Western Watersheds Project filed a lawsuit against the National Park Service today for allowing damaging and illegal livestock grazing and trailing to continue in Capitol Reef National Park of Utah. The lawsuit contends that the grazing authorizations are inconsistent with the Park Service mandate to protect and preserve nature, and that the permits being issued fall outside of Congressional intent to phase out livestock use of the park.
The Park has authorized livestock grazing that harms the Winkler cactus, the Wright fishhook cactus, and Last Chance townsendia, all federally protected plant species, as well as permitted livestock trailing through Mexican spotted owl habitat in a riparian corridor. The riparian corridor is already heavily degraded but the agency is allowing five more years of damage to occur before taking any remedial action.
Moreover, the legislative mandate was to allow only livestock operators who were using the park at the time of its designation to continue grazing use, and these permits were allowed to be passed on only to direct descendants and heirs of the original operators. Western Watersheds Project has information showing that the current permits are being issued to ineligible operators.
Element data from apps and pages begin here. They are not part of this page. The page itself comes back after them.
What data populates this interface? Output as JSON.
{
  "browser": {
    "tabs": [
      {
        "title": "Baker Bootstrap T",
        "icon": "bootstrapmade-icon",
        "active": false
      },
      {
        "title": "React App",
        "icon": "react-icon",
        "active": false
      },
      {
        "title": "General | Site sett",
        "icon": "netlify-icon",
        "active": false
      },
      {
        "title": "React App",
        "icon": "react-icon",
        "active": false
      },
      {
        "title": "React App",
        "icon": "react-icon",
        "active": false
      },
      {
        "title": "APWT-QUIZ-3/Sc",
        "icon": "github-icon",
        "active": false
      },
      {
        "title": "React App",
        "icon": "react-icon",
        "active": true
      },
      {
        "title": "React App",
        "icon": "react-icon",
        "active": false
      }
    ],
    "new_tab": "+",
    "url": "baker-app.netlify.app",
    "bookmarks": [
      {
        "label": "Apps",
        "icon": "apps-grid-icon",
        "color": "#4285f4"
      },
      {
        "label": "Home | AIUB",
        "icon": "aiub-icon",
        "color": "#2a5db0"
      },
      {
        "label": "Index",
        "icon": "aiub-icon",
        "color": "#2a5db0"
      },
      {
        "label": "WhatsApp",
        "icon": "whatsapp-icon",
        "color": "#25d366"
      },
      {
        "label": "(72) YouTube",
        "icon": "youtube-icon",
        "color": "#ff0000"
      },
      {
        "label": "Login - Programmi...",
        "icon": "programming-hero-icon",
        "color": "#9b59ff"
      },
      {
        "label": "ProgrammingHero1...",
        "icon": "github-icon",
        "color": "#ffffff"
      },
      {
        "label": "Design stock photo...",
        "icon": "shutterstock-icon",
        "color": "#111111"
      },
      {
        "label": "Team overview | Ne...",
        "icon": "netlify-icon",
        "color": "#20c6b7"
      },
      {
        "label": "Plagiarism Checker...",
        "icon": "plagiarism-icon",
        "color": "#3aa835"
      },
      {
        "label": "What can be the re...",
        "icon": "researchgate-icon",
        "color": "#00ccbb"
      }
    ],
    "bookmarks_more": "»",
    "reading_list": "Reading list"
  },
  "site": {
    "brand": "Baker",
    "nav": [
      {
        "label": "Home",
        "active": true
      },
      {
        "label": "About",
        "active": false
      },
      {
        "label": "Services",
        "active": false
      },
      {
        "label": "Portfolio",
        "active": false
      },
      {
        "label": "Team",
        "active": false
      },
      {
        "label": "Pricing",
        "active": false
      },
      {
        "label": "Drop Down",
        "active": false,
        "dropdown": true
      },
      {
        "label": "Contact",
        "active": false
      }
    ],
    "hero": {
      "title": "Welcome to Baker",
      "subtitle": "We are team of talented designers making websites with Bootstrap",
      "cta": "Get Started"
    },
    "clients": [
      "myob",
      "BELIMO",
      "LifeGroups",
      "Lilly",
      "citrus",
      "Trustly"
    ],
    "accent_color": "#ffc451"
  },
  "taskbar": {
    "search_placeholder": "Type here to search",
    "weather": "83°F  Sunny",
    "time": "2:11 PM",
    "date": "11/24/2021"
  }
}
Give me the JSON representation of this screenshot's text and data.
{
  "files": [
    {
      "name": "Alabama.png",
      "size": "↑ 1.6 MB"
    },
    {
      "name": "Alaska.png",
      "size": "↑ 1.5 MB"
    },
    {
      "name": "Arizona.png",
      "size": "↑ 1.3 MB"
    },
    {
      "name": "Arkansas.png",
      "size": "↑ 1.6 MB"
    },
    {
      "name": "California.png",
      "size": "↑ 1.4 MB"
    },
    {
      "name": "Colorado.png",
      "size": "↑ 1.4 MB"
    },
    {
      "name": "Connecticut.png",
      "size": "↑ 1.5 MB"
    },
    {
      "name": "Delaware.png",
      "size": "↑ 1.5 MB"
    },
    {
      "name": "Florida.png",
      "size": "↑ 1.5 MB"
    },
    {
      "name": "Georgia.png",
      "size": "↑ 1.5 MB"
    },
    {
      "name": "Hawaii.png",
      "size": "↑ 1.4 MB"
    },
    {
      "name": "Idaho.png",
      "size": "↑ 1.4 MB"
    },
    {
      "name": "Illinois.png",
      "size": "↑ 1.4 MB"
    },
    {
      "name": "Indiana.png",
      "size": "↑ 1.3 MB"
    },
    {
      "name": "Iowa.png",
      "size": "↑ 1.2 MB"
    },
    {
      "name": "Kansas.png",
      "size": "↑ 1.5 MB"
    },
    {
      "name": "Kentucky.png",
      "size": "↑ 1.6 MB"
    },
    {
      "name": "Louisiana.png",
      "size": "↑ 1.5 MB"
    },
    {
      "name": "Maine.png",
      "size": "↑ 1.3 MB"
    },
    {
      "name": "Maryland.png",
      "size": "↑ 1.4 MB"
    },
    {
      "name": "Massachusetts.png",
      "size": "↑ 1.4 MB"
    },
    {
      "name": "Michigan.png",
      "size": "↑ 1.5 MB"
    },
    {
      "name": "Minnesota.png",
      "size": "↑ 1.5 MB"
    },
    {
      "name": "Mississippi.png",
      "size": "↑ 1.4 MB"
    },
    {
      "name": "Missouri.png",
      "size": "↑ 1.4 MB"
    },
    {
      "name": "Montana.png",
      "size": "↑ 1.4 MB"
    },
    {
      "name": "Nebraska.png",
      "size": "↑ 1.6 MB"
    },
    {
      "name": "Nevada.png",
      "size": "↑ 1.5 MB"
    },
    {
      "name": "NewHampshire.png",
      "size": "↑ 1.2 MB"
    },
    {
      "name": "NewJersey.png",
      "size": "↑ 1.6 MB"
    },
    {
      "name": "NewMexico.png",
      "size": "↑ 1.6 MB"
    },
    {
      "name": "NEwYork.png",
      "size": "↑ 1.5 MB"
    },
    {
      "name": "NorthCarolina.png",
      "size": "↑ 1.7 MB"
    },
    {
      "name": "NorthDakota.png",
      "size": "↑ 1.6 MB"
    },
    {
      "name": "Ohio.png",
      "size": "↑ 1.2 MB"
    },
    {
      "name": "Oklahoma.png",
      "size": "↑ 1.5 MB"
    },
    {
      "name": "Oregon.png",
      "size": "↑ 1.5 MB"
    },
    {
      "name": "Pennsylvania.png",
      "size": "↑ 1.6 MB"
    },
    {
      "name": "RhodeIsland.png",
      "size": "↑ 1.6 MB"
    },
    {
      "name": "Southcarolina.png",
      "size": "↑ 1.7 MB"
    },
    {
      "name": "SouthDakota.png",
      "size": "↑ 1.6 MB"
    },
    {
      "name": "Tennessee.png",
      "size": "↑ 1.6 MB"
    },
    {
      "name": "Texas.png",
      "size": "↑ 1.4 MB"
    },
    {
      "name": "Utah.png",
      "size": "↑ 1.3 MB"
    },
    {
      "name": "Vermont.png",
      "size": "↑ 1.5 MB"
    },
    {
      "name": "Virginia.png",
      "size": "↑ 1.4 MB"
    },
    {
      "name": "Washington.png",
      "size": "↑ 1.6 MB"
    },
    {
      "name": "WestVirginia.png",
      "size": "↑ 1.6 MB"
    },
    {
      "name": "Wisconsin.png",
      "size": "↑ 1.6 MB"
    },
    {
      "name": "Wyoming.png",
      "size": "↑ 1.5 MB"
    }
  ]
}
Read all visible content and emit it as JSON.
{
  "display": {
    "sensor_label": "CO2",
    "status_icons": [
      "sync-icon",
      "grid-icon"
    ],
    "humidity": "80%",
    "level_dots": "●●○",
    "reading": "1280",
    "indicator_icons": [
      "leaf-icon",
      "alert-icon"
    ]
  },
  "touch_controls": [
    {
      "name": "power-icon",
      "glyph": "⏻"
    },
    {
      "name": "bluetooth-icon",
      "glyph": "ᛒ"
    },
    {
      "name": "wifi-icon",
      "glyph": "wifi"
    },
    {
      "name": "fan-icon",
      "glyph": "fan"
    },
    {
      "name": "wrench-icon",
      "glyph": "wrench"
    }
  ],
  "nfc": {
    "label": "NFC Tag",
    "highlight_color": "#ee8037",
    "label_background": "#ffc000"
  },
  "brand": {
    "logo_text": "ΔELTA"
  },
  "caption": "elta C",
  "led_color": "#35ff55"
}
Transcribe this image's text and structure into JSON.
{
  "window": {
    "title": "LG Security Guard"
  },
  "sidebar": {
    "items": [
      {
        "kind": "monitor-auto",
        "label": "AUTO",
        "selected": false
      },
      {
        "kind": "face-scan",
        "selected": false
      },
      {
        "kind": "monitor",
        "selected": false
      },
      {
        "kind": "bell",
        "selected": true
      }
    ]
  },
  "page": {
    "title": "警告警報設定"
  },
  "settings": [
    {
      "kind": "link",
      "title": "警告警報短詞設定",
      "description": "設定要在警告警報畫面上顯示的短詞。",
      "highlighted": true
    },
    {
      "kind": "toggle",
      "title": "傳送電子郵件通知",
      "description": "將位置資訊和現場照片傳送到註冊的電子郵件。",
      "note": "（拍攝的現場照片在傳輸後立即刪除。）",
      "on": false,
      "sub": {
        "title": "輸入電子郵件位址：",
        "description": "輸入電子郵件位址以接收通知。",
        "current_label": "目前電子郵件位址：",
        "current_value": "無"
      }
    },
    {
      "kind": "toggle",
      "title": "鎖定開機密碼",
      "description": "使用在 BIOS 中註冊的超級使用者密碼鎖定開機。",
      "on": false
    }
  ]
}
And finally, to make matters worse, the Park Service has added a new trailing route across the Hartnet allotment, and allotment just bought out and retired by the Sagebrush Habitat Conservation Fund last year! In a sneaky scheme, the agency is allowing grazing use to occur on the same lands we paid to close. It’s beyond annoying — it’s also illegal!